Students often struggle to comprehend basic concepts that must be applied to design non-biased, effective experiments when posing research questions. Whichever career path biology graduates choose, a good understanding of the principles behind effective experimental design can lead to better informed choices (after all, virtually all political, social, medical and economic decisions are made based on the analysis of data that arises from the completion of experiments).
This concept inventory has been through two comprehensive rounds of undergraduate student validation, as well as a primary feedback focus group with experts (instructors and graduate students). It was piloted as a pre/post test in one first-year biology class (January – April 2012), and minor adjustments have subsequently been made. The BEDCI has since been validated for a final time by experts, and is fully completed. It has been used in five different courses at UBC (September 2012 – December 2012, and January 2013 – April 2013).
Number Of Questions
This inventory features 14 multiple-choice questions, focusing on eight different concepts (including the importance of independent sampling, randomization, and the philosophy of experimentation).
Thomas Deane and Kathy Nomme have worked together in completing this inventory. To read more about them, please click on their names or see the ‘People‘ page, from where you can message them directly.
The Biological Experimental Design Concept Inventory (BEDCI) has now been published in CBE – Life Sciences Education (Fall 2014).
Read the paper here.
Download the BEDCI Package

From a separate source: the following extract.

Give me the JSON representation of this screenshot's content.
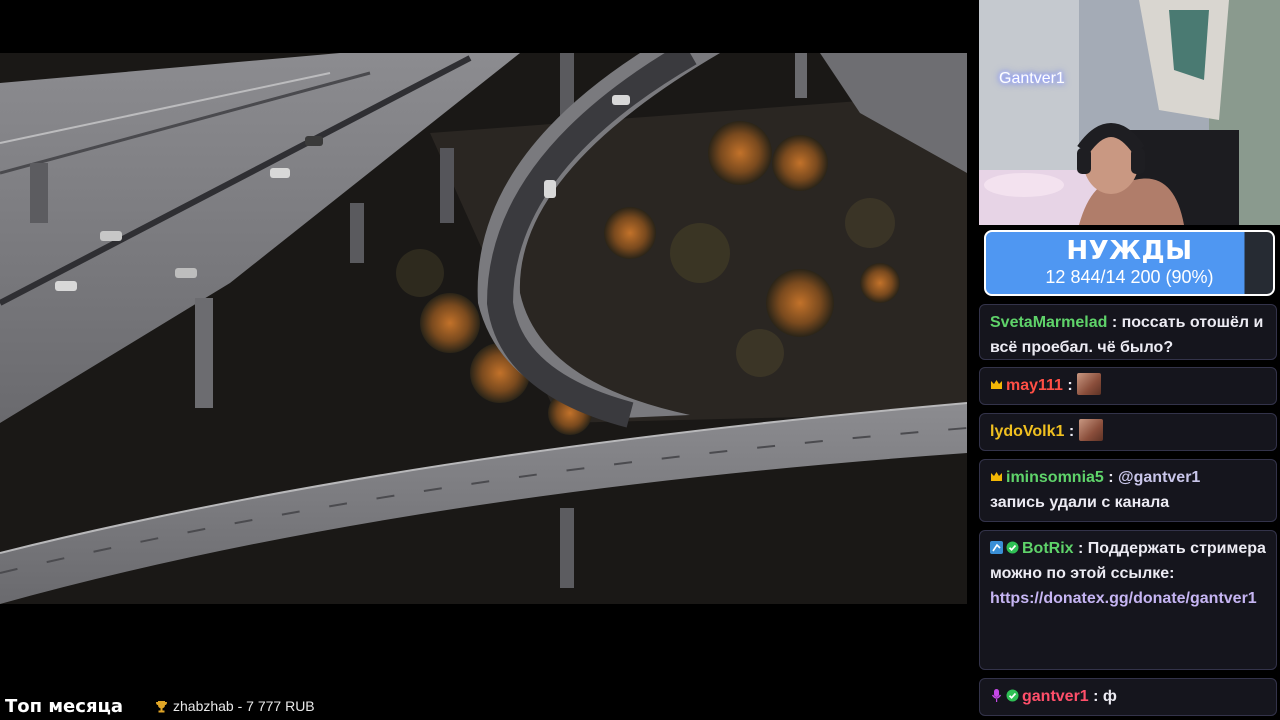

You can download the files that make up the complete Biological Experimental Design Concept Inventory (BEDCI) Package by clicking here.